I’m just beginning to play with the new, highly detailed ridership data I got from SORTA, and boy is it a treat. I’ll start here with a high-level overview of the temporal dimension of the data, before looking at spatial aspects and breaking it down by line, stop, service type etc as the summer progresses. I think I may also use this data as the basis of my study in R this coming semester (Hi Michael!), so perhaps we can count on seeing some more detailed and particularly nerdy and multivariate analysis through the cooler months as well. I am, by the way, acutely aware that I’ve started a number of little projects on this blog, and have failed as yet to carry them through to their completion. I keep getting distracted by the realization that I have no idea what I’m talking about, the inevitably illusive prospect of making money some way or another, and the all too comforting thought that no one is reading this or taking it seriously anyway. But hopefully, this is a small enough commitment and certainly it’s interesting enough for me to actually provide a reasonably complete picture of this particular dataset before altogether too long. Perhaps I can even apply the same techniques to the TANK ridership dataset that I’ve been meaning to get to and publish for more than a year.
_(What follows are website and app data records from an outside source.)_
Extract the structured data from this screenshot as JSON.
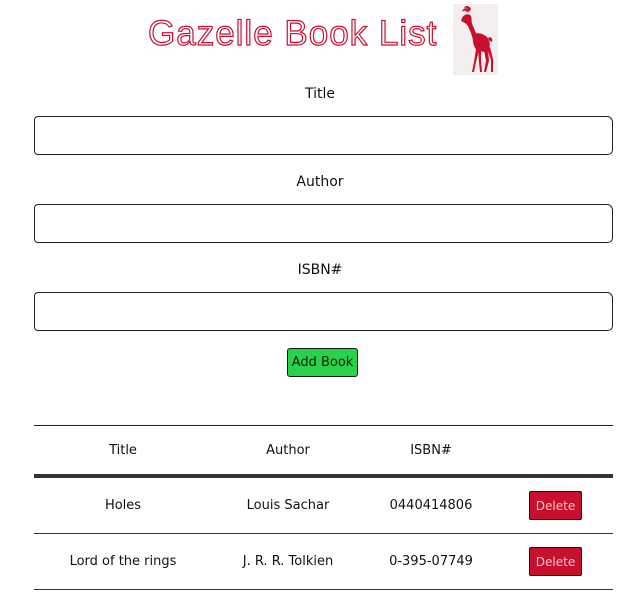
{
  "header": {
    "title": "Gazelle Book List",
    "logo_icon": "gazelle-icon",
    "title_color": "#c8102e"
  },
  "form": {
    "title_label": "Title",
    "title_value": "",
    "author_label": "Author",
    "author_value": "",
    "isbn_label": "ISBN#",
    "isbn_value": "",
    "add_button_label": "Add Book",
    "add_button_color": "#2bd14a"
  },
  "table": {
    "headers": {
      "title": "Title",
      "author": "Author",
      "isbn": "ISBN#"
    },
    "rows": [
      {
        "title": "Holes",
        "author": "Louis Sachar",
        "isbn": "0440414806",
        "delete_label": "Delete"
      },
      {
        "title": "Lord of the rings",
        "author": "J. R. R. Tolkien",
        "isbn": "0-395-07749",
        "delete_label": "Delete"
      }
    ],
    "delete_button_color": "#c8102e"
  }
}
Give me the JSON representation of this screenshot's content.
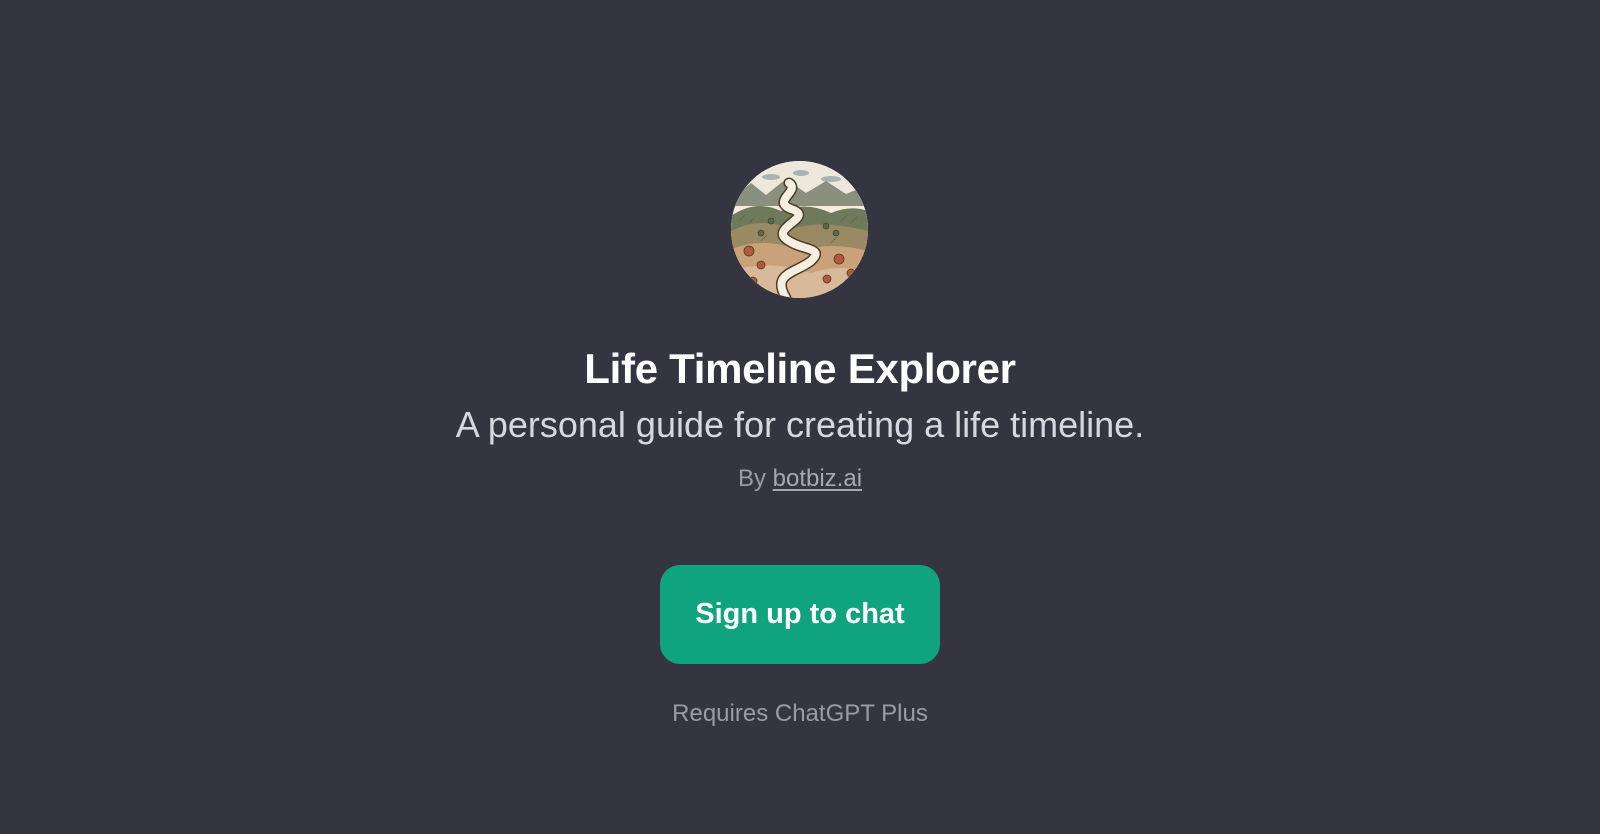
{
  "gpt": {
    "avatar_icon": "winding-road-landscape-icon",
    "title": "Life Timeline Explorer",
    "description": "A personal guide for creating a life timeline.",
    "by_prefix": "By",
    "author": "botbiz.ai"
  },
  "cta": {
    "label": "Sign up to chat",
    "color": "#10a37f"
  },
  "requirement": "Requires ChatGPT Plus",
  "theme": {
    "background": "#343541",
    "title_color": "#ffffff",
    "muted_text": "#9b9ba6"
  }
}
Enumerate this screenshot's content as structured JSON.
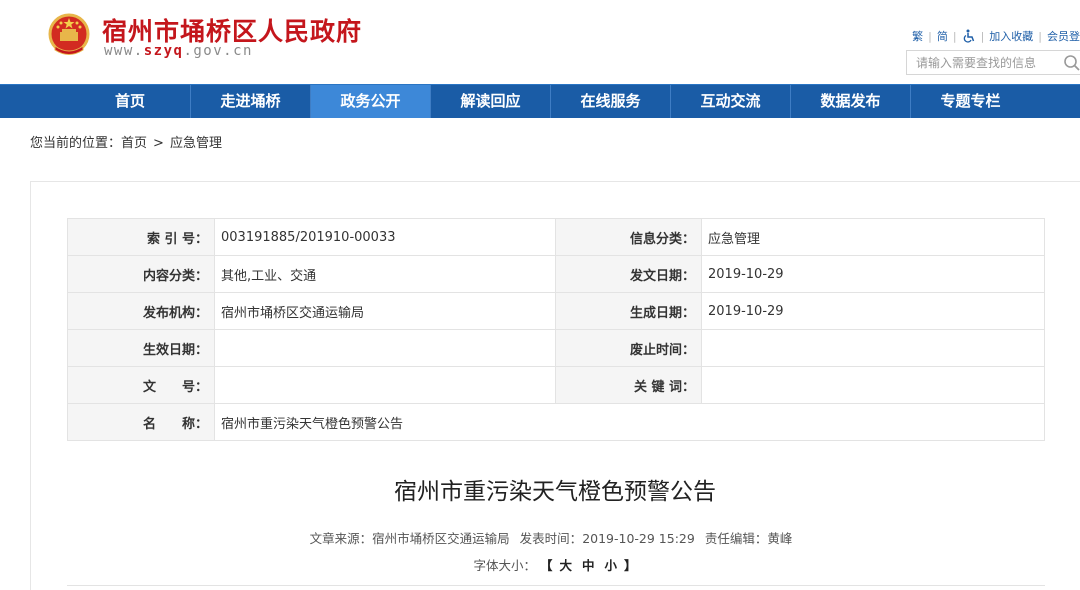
{
  "header": {
    "site_title": "宿州市埇桥区人民政府",
    "site_url_prefix": "www.",
    "site_url_highlight": "szyq",
    "site_url_suffix": ".gov.cn",
    "tools": {
      "traditional": "繁",
      "simplified": "简",
      "accessibility_icon": "wheelchair-icon",
      "bookmark": "加入收藏",
      "member_login": "会员登"
    },
    "search": {
      "placeholder": "请输入需要查找的信息",
      "icon": "search-icon"
    }
  },
  "nav": {
    "items": [
      {
        "label": "首页"
      },
      {
        "label": "走进埇桥"
      },
      {
        "label": "政务公开"
      },
      {
        "label": "解读回应"
      },
      {
        "label": "在线服务"
      },
      {
        "label": "互动交流"
      },
      {
        "label": "数据发布"
      },
      {
        "label": "专题专栏"
      }
    ],
    "active_index": 2
  },
  "breadcrumb": {
    "prefix": "您当前的位置：",
    "home": "首页",
    "separator": ">",
    "current": "应急管理"
  },
  "meta": {
    "index_no_label": "索 引 号：",
    "index_no": "003191885/201910-00033",
    "info_category_label": "信息分类：",
    "info_category": "应急管理",
    "content_category_label": "内容分类：",
    "content_category": "其他,工业、交通",
    "issue_date_label": "发文日期：",
    "issue_date": "2019-10-29",
    "publisher_label": "发布机构：",
    "publisher": "宿州市埇桥区交通运输局",
    "generated_date_label": "生成日期：",
    "generated_date": "2019-10-29",
    "effective_date_label": "生效日期：",
    "effective_date": "",
    "repeal_date_label": "废止时间：",
    "repeal_date": "",
    "doc_no_label": "文　　号：",
    "doc_no": "",
    "keywords_label": "关 键 词：",
    "keywords": "",
    "name_label": "名　　称：",
    "name": "宿州市重污染天气橙色预警公告"
  },
  "article": {
    "title": "宿州市重污染天气橙色预警公告",
    "source_label": "文章来源：",
    "source": "宿州市埇桥区交通运输局",
    "publish_time_label": "发表时间：",
    "publish_time": "2019-10-29 15:29",
    "editor_label": "责任编辑：",
    "editor": "黄峰",
    "font_size_label": "字体大小：",
    "font_bracket_open": "【",
    "font_large": "大",
    "font_medium": "中",
    "font_small": "小",
    "font_bracket_close": "】"
  },
  "colors": {
    "brand_red": "#c4161c",
    "nav_blue": "#1a5ca6",
    "nav_active": "#3d88d8",
    "link_blue": "#1f5fa8"
  }
}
Anyway, let’s actually get to that temporal overview. Since we know the trip each record belongs to, identified by the line number and the trip’s start time, I was able to identify the actual scheduled time for the great majority of stops in the data set by matching the records to GTFS schedule data for the same period. About 170,000 of the 230,000 records matched to a precise time. The remainder account for a very small portion of total activity, about 2%, and I think it’s most likely that many of these records are an artifact of the way SORTA’s database is structured and not actual stops belonging to a trip. I’ll dig into that more some other time though.
For the ~98% of boardings and alightings that I could pin to a precise time of day, I created a histogram:
As would be expected, alightings(that is, people getting OFF), trail boardings(getting ON) by a half-hour or so. People need to get on and get somewhere before they’ll get off at their destination. The difference therefor is peoples’ travel time.
Anecdotally, the temporal distribution of transit users closely mirrors the distribution of actual service. This is a chicken/egg situation, and it would make good sense to inquire what ridership might look like late at night if service itself didn’t trail off into hourly or half-hourly frequencies where it continues at all past 10pm. There’s also good reason to suspect that changing service levels at one time of day could effect ridership at another. Might we, for example, see differently shaped rush-hour peaks if suburbanites had and got used to having the option of staying late at their downtown office? If service continued all night, might we see echoes of the main rush-hours as second and third-shifters head for work? Might there be a night-life peak if night service weren’t so abysmal?
EDIT: For those of you who don’t have huge computer monitors…
[…] a couple different ways on this blog. The first was here with a set of animated maps andthe second here showing basic peaking in passenger activity through […]